* [Task instructions]: Identify each line in the records below that contains the word "score", and copy it.
*** Raw data Section Begins ***
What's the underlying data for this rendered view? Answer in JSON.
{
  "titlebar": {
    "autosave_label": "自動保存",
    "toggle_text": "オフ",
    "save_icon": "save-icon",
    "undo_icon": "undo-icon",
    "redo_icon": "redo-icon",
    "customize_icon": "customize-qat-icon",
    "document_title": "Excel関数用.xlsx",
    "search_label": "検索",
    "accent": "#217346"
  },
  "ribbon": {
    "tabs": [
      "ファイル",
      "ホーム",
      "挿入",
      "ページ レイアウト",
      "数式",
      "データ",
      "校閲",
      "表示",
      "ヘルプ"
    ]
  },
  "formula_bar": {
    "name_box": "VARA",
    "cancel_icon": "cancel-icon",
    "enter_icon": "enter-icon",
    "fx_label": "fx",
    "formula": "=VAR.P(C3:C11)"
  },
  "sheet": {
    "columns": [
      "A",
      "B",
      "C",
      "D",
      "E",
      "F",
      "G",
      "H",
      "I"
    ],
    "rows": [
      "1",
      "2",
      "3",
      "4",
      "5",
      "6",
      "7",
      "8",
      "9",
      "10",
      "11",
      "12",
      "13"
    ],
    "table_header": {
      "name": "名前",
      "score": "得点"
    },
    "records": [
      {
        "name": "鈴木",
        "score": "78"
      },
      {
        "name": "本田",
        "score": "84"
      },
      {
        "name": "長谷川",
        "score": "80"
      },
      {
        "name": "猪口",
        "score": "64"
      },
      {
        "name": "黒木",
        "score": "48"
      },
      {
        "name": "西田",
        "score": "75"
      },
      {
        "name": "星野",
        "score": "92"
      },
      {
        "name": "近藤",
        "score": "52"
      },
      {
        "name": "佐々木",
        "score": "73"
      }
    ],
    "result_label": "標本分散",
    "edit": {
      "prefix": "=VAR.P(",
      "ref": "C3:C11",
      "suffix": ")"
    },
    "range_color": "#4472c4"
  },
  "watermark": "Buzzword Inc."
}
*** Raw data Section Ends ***
* [Response to the exercise]:
      "score": "得点"
        "score": "78"
        "score": "84"
        "score": "80"
        "score": "64"
        "score": "48"
        "score": "75"
        "score": "92"
        "score": "52"
        "score": "73"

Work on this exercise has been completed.